Letter to the American Journal of Sociology
Villa “a Lujerneta"
Pont Ste Devote
Principality of Monaco
To the Editor of the American Journal of Sociology:
The University of Chicago
In view of the tissue of falsehoods (I purposely refrain from saying “lies” by the advice of a beloved friend and the cautious Webster) that you have printed about me in your issue of January 1936, there is little wonder that you do not wish to be addressed individually. But, whoever you may be, I shall not allow you to escape responsibility, since I know that the writer knows, and therefore writes with malice prepense. If his air of cold impartiality has deceived you, you are unfortunate, but not blameless; and in any case, the really injured party is myself.
If I am late in taking the matter up, my excuse is that the separate reprint which the author had the impudence to address to me did not disclose the whereabouts of your existence, the knowledge of which has been slow in reaching me because of the distance from the scene. At last a far-away friend has sent me the January number of your AJ of S.
Well, here goes:
It is not true that “philosophical anarchism was an American phenomenon propounded” by me under the influence of Proudhon’s writings. I got the idea before I ever heard of it under the name of philosophical anarchism, receiving it first from Josiah Warren, an American who abominated Proudhon through not understanding him. Afterwards I learned of Proudhon, though I was already largely a Proudhonian without knowing it. My first real knowledge of him came from Wm. B. Greene, an American disciple who had known him in Paris.
It is not true that I “founded Liberty in 1882.” The first number bears the date of August 6, 1881.
It is not true that I “was a pacifist and advocated an absence of all compulsions.” I believed in compelling all invaders to let me alone.
It is not true that I held all coercion was immoral.
It is not true that I was “of New Bedford” in the sense of being a native of that city. I was born in Dartmouth , Massachusetts. New Bedford is simply one of numerous places in which I have resided.
It is not true that I was the son of a banker. My father was a whaling outfitter, and afterwards a wholesale and retail grocer. He had nothing to do with banking except as depositor and, perhaps, occasional borrower.
It is not true that I “planned to make civil engineering my profession.” Nor did my parents plan anything of the kind. I never entertained such an idea for a moment.
It is not true that I “attended the Boston Polytechnical Institute.” In fact, I never even heard of it. I did attend the Massachusetts Institute of Technology, but for three years, – not two only.

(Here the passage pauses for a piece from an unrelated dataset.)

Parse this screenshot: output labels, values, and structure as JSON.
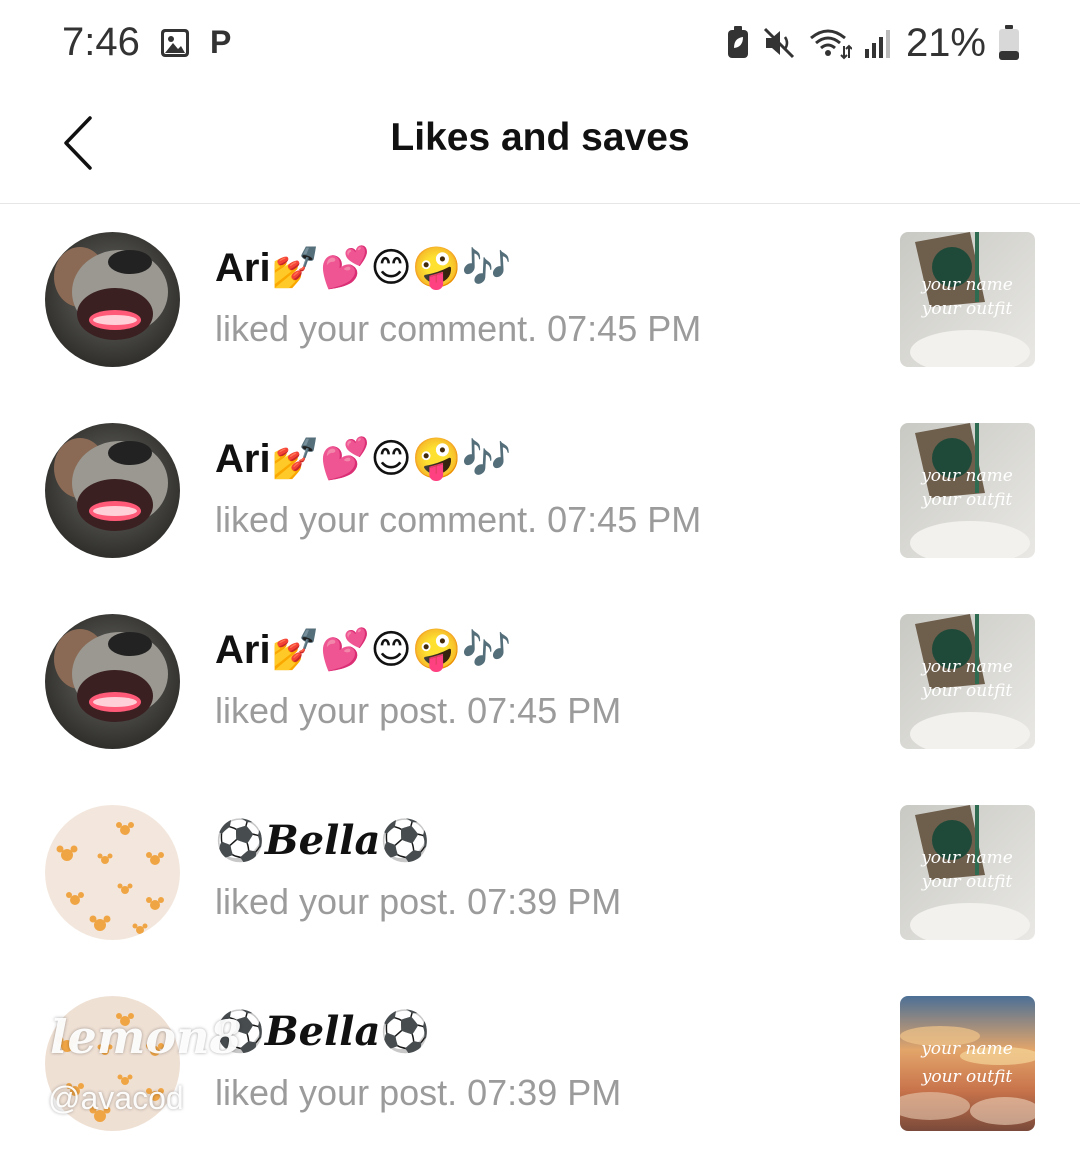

It is not true that I “seldom attended plays or concerts.” I attended hundreds of them, speaking literally. In many instances, even, I attended them as professional critic.
It is not true that I continued to publish Liberty till 1910. The last issue bore date of February, 1908, and its whole number was 403.
It is not strictly true that I “practiced the gospel of simple living.” I was always an epicure and even a gourmand to the extent that I could afford, and sometimes to an extent that I could not afford.
It is not strictly true that I “had few, if any, intimate friends,” or that I “was reserved, cold, aloof in all” my “personal relations.” Here the false insinuations are conveyed by the words “if any” and “all”
It is not strictly true that I am a “poor speaker.” The words need qualification. As an extemporaneous speaker I am indeed a wretched failure. But with manuscript in hand my delivery is excellent. of the truth of this statement I can produce convincing evidence.
It is not true that during my connection with the Boston Globe my “duties were limited to the re-writing and editing of news items and report.” In fact, on numerous occasions I was in complete command of the entire establishment, from editorial room to press room, between the hours of 11 p.m. and 4 a.m. It is true, however, that I never wrote any original matter that was not in accord with my own convictions.
It is not true that the publisher of the Globe was not afraid of philosophical anarchism. Although my well-known essay, “State Socialism and Anarchism,” was written in obedience to his order, he promptly rejected it through fear, very luckily for me.
But enough! It remains only to add that Victor Yarros, who now parades in the role of a mere observer, was for years a most active participant in anarchistic propagandism, – a fact which he is now careful to conceal. I once admired him; I now despise him. In my judgment this fact should be made known to your readers.
Benjamin R. Tucker
P.S. I find that I have omitted one count of my indictment. It is not true that I was introduced to Stirner’s famous book “Der Einzige und sein Eigentum” by John Henry Mackay. I first heard of it from a man whom I met only once, and whose name I have forgotten. He was An American who had studied in Vienna, I believe. His account interested me, and I at once ordered a copy of the book. Not reading German myself, I sent the volume to Dr James L. Walker, editorial writer for the Galveston News. Then it transpired that his views and Stirner’s coincided almost exactly, and, as a result of his reading of the book, a fierce discussion ensued in the columns of Liberty, in the course of which I lost the support of some of my most valued co-workers. All this occurred many months before my first communications with John Henry Mackay. I believe it to be true, however, that Mackay did not owe to Liberty his first acquaintance with Stirner’s famous book.
Note appended to the original:
“Every man should die at the age of 40,” said Victor Yarros when he was about 22. That was his excuse.